INPUT DATA
- - -

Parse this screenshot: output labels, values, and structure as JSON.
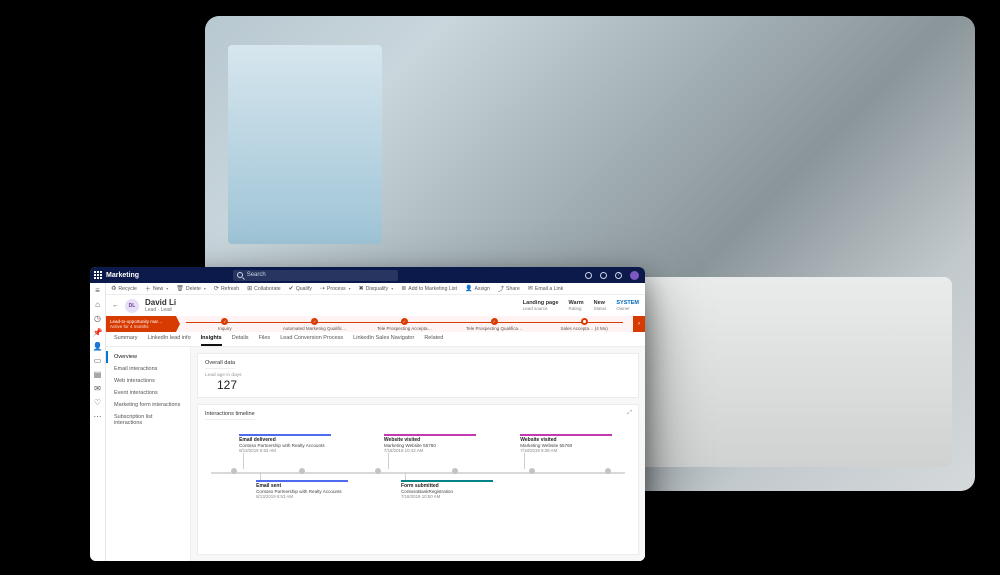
{
  "titlebar": {
    "app_name": "Marketing",
    "search_placeholder": "Search"
  },
  "cmdbar": {
    "recycle": "Recycle",
    "new": "New",
    "delete": "Delete",
    "refresh": "Refresh",
    "collaborate": "Collaborate",
    "qualify": "Qualify",
    "process": "Process",
    "disqualify": "Disqualify",
    "add_list": "Add to Marketing List",
    "assign": "Assign",
    "share": "Share",
    "email_link": "Email a Link"
  },
  "header": {
    "initials": "DL",
    "name": "David Li",
    "subtype": "Lead · Lead",
    "meta": [
      {
        "value": "Landing page",
        "label": "Lead source"
      },
      {
        "value": "Warm",
        "label": "Rating"
      },
      {
        "value": "New",
        "label": "Status"
      },
      {
        "value": "SYSTEM",
        "label": "Owner",
        "sys": true
      }
    ]
  },
  "ribbon": {
    "flag_title": "Lead-to-opportunity mar…",
    "flag_sub": "Active for 4 months",
    "stages": [
      "Inquiry",
      "Automated Marketing Qualific…",
      "Tele Prospecting Accepta…",
      "Tele Prospecting Qualifica…",
      "Sales Accepta… (4 Mo)"
    ],
    "current_index": 4
  },
  "tabs": [
    "Summary",
    "LinkedIn lead info",
    "Insights",
    "Details",
    "Files",
    "Lead Conversion Process",
    "LinkedIn Sales Navigator",
    "Related"
  ],
  "active_tab": 2,
  "side_items": [
    "Overview",
    "Email interactions",
    "Web interactions",
    "Event interactions",
    "Marketing form interactions",
    "Subscription list interactions"
  ],
  "active_side": 0,
  "overall": {
    "title": "Overall data",
    "metric_label": "Lead age in days",
    "metric_value": "127"
  },
  "timeline": {
    "title": "Interactions timeline",
    "events": [
      {
        "pos": 8,
        "row": "above",
        "color": "blue",
        "title": "Email delivered",
        "line": "Contoso Partnership with Realty Accounts",
        "date": "8/13/2019 6:53 AM"
      },
      {
        "pos": 12,
        "row": "below",
        "color": "blue",
        "title": "Email sent",
        "line": "Contoso Partnership with Realty Accounts",
        "date": "8/13/2019 6:53 AM"
      },
      {
        "pos": 42,
        "row": "above",
        "color": "magenta",
        "title": "Website visited",
        "line": "Marketing Website 55760",
        "date": "7/18/2019 10:42 AM"
      },
      {
        "pos": 46,
        "row": "below",
        "color": "teal",
        "title": "Form submitted",
        "line": "ContosoBankRegistration",
        "date": "7/18/2019 10:50 AM"
      },
      {
        "pos": 74,
        "row": "above",
        "color": "magenta",
        "title": "Website visited",
        "line": "Marketing Website 55760",
        "date": "7/18/2019 9:39 AM"
      }
    ],
    "ticks": [
      6,
      22,
      40,
      58,
      76,
      94
    ]
  }
}
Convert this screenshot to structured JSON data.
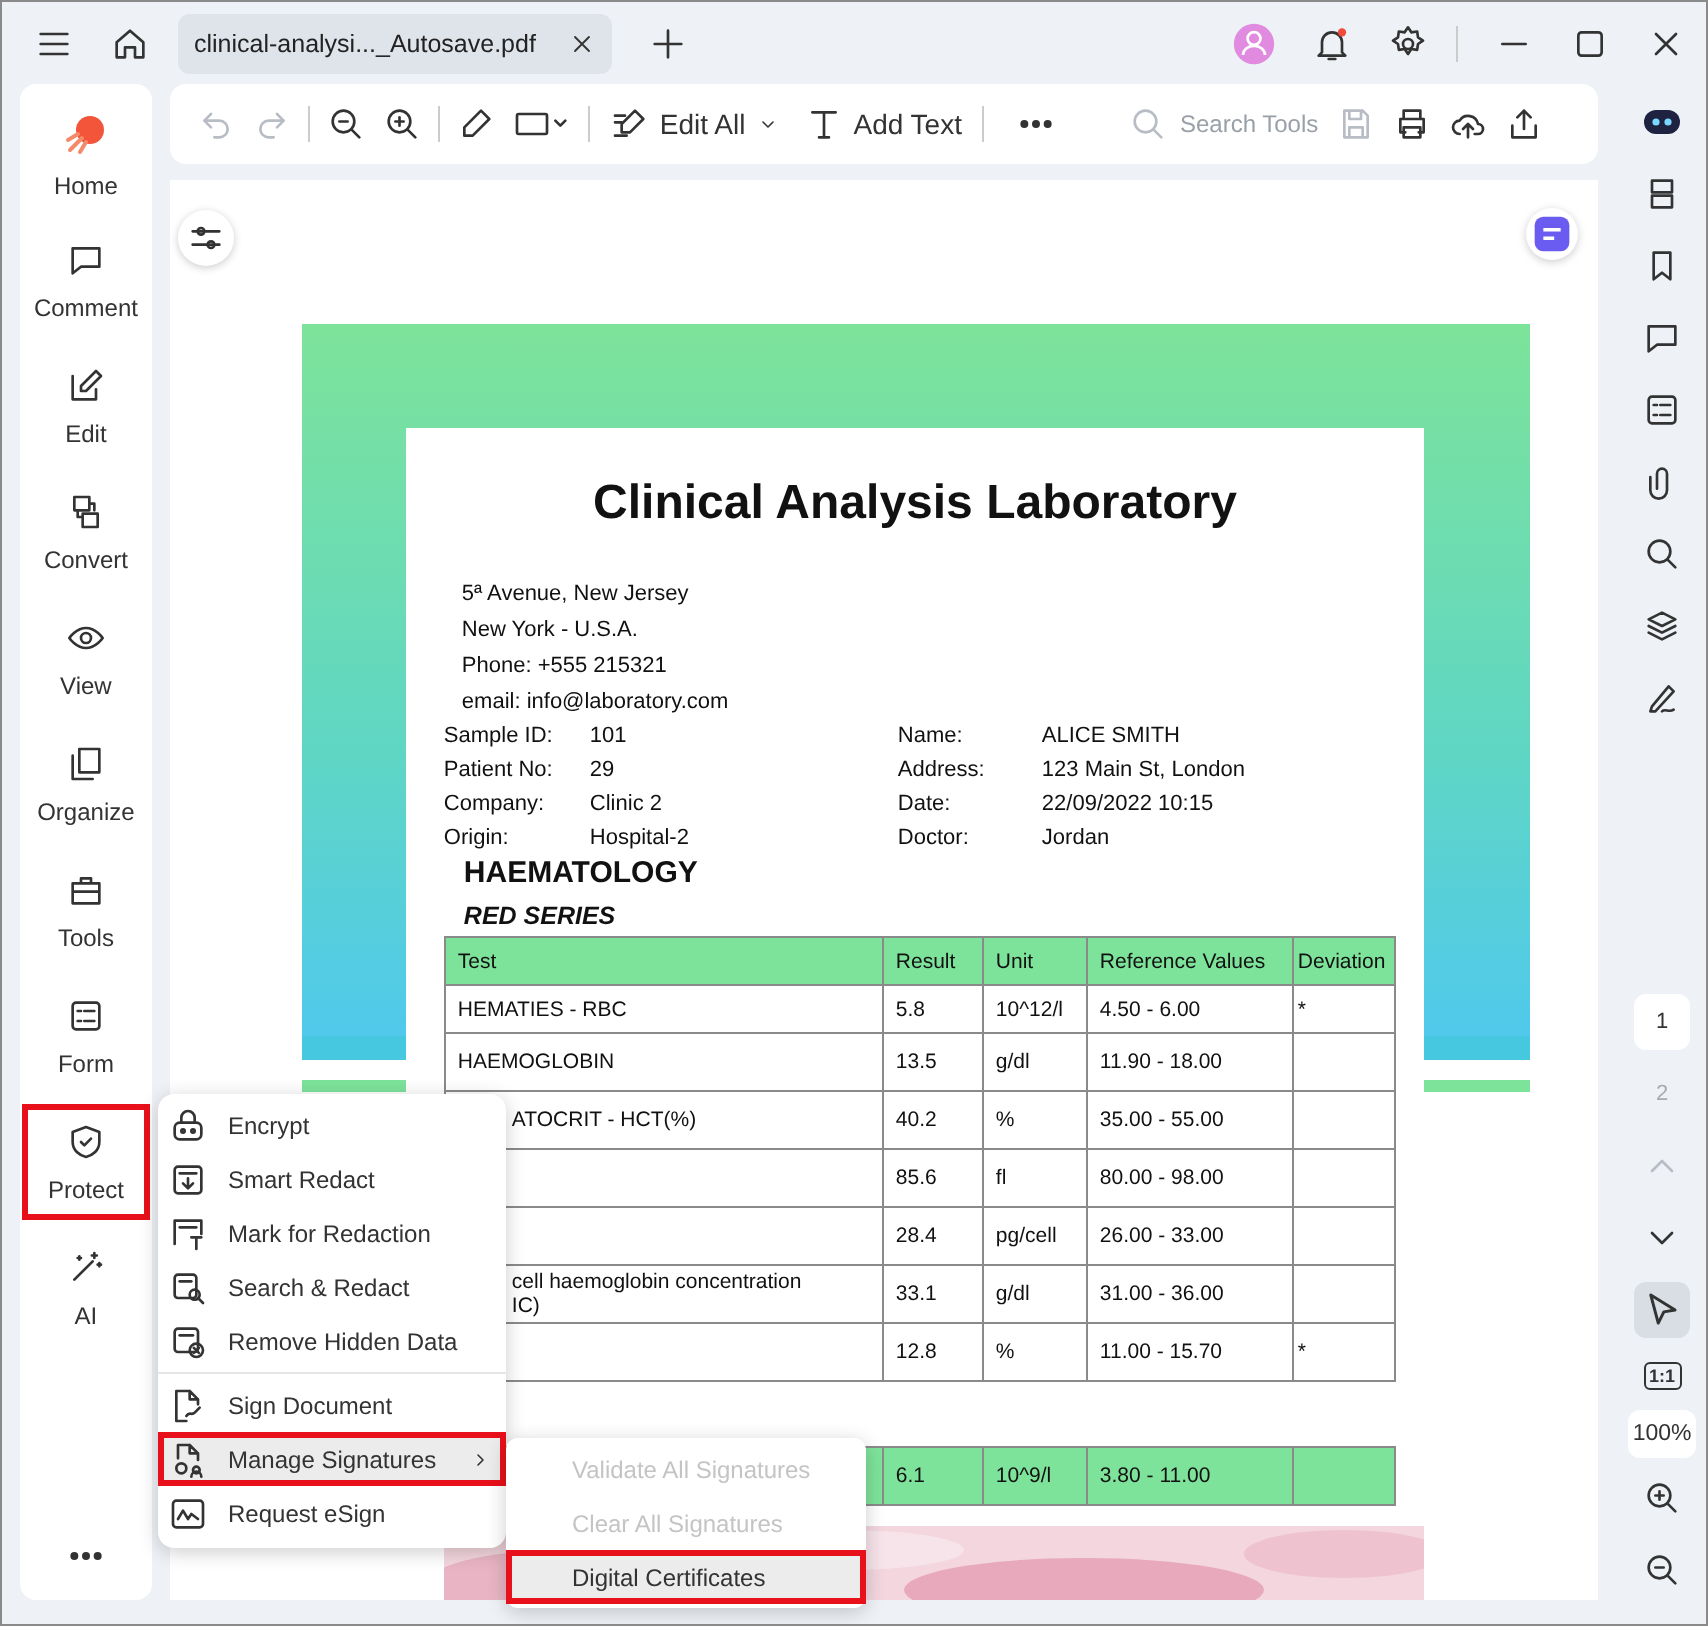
{
  "window": {
    "tab_title": "clinical-analysi..._Autosave.pdf"
  },
  "sidebar": {
    "items": [
      {
        "label": "Home",
        "selected": false
      },
      {
        "label": "Comment",
        "selected": false
      },
      {
        "label": "Edit",
        "selected": false
      },
      {
        "label": "Convert",
        "selected": false
      },
      {
        "label": "View",
        "selected": false
      },
      {
        "label": "Organize",
        "selected": false
      },
      {
        "label": "Tools",
        "selected": false
      },
      {
        "label": "Form",
        "selected": false
      },
      {
        "label": "Protect",
        "selected": true
      },
      {
        "label": "AI",
        "selected": false
      }
    ]
  },
  "toolbar": {
    "undo_disabled": true,
    "redo_disabled": true,
    "edit_label": "Edit All",
    "add_text_label": "Add Text",
    "search": {
      "placeholder": "Search Tools"
    }
  },
  "document": {
    "title": "Clinical Analysis Laboratory",
    "address": [
      "5ª Avenue, New Jersey",
      "New York - U.S.A.",
      "Phone: +555 215321",
      "email: info@laboratory.com"
    ],
    "info_rows": [
      {
        "label_1": "Sample ID:",
        "value_1": "101",
        "label_2": "Name:",
        "value_2": "ALICE SMITH"
      },
      {
        "label_1": "Patient No:",
        "value_1": "29",
        "label_2": "Address:",
        "value_2": "123 Main St, London"
      },
      {
        "label_1": "Company:",
        "value_1": "Clinic 2",
        "label_2": "Date:",
        "value_2": "22/09/2022 10:15"
      },
      {
        "label_1": "Origin:",
        "value_1": "Hospital-2",
        "label_2": "Doctor:",
        "value_2": "Jordan"
      }
    ],
    "section": "HAEMATOLOGY",
    "subsection": "RED SERIES",
    "table": {
      "columns": [
        "Test",
        "Result",
        "Unit",
        "Reference Values",
        "Deviation"
      ],
      "rows": [
        {
          "test": "HEMATIES - RBC",
          "result": "5.8",
          "unit": "10^12/l",
          "reference": "4.50 - 6.00",
          "deviation": "*"
        },
        {
          "test": "HAEMOGLOBIN",
          "result": "13.5",
          "unit": "g/dl",
          "reference": "11.90 - 18.00"
        },
        {
          "test": "ATOCRIT - HCT(%)",
          "result": "40.2",
          "unit": "%",
          "reference": "35.00 - 55.00"
        },
        {
          "result": "85.6",
          "unit": "fl",
          "reference": "80.00 - 98.00"
        },
        {
          "result": "28.4",
          "unit": "pg/cell",
          "reference": "26.00 - 33.00"
        },
        {
          "test": "cell haemoglobin concentration\nIC)",
          "result": "33.1",
          "unit": "g/dl",
          "reference": "31.00 - 36.00"
        },
        {
          "result": "12.8",
          "unit": "%",
          "reference": "11.00 - 15.70",
          "deviation": "*"
        }
      ]
    },
    "white_series_row": {
      "result": "6.1",
      "unit": "10^9/l",
      "reference": "3.80 - 11.00"
    }
  },
  "protect_menu": {
    "groups": [
      [
        {
          "label": "Encrypt",
          "selected": false
        },
        {
          "label": "Smart Redact",
          "selected": false
        },
        {
          "label": "Mark for Redaction",
          "selected": false
        },
        {
          "label": "Search & Redact",
          "selected": false
        },
        {
          "label": "Remove Hidden Data",
          "selected": false
        }
      ],
      [
        {
          "label": "Sign Document",
          "selected": false
        },
        {
          "label": "Manage Signatures",
          "selected": true,
          "has_submenu": true
        },
        {
          "label": "Request eSign",
          "selected": false
        }
      ]
    ],
    "submenu": [
      {
        "label": "Validate All Signatures",
        "disabled": true,
        "selected": false
      },
      {
        "label": "Clear All Signatures",
        "disabled": true,
        "selected": false
      },
      {
        "label": "Digital Certificates",
        "disabled": false,
        "selected": true
      }
    ]
  },
  "right_rail": {
    "pages": [
      {
        "label": "1",
        "selected": true
      },
      {
        "label": "2",
        "selected": false
      }
    ],
    "page_up_disabled": true,
    "pointer_selected": true,
    "actual_size_label": "1:1",
    "zoom": "100%"
  }
}
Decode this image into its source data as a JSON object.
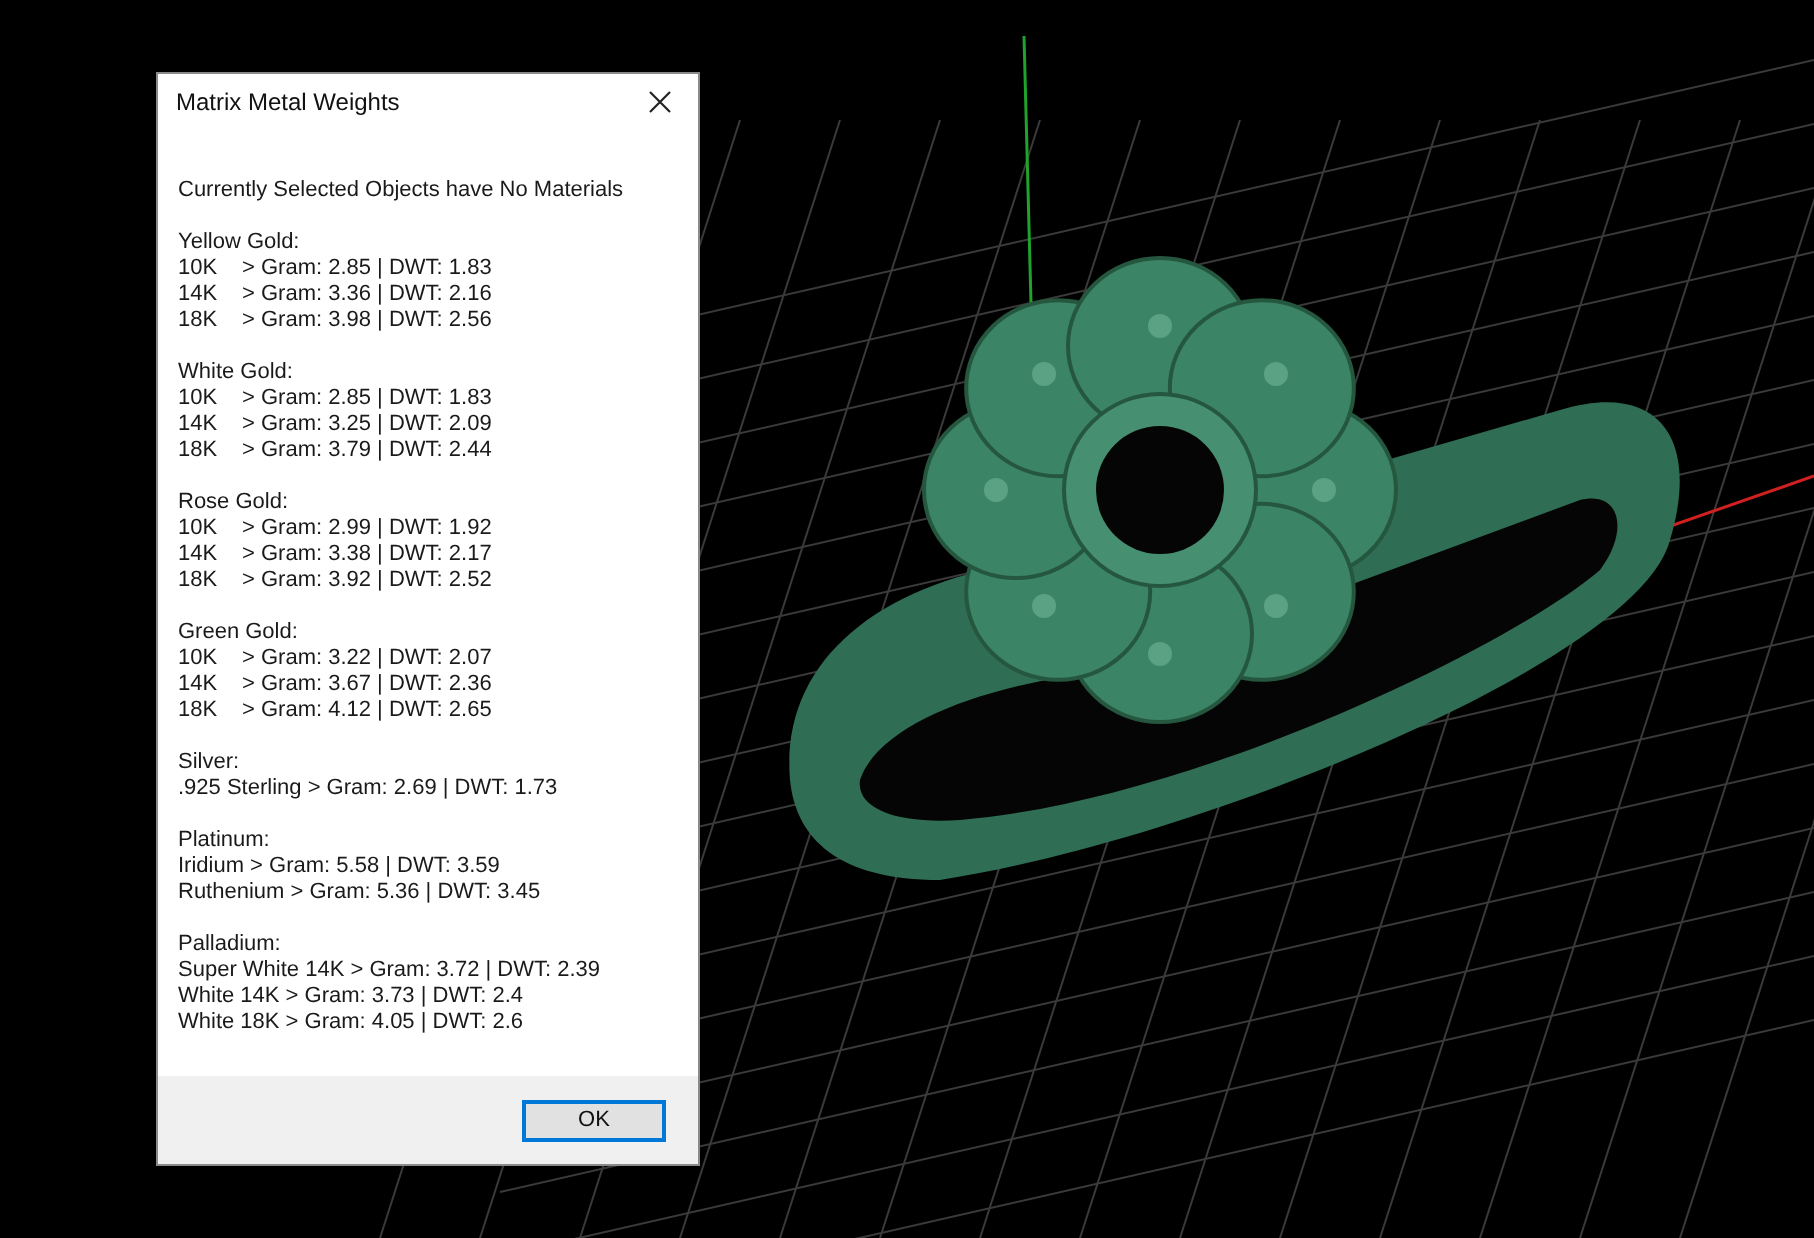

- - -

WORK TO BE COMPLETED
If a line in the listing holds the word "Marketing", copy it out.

EXERCISE RESPONSE
    "app_name": "Marketing",
    "add_list": "Add to Marketing List",
      "Automated Marketing Qualific…",
    "Marketing form interactions",
        "line": "Marketing Website 55760",
        "line": "Marketing Website 55760",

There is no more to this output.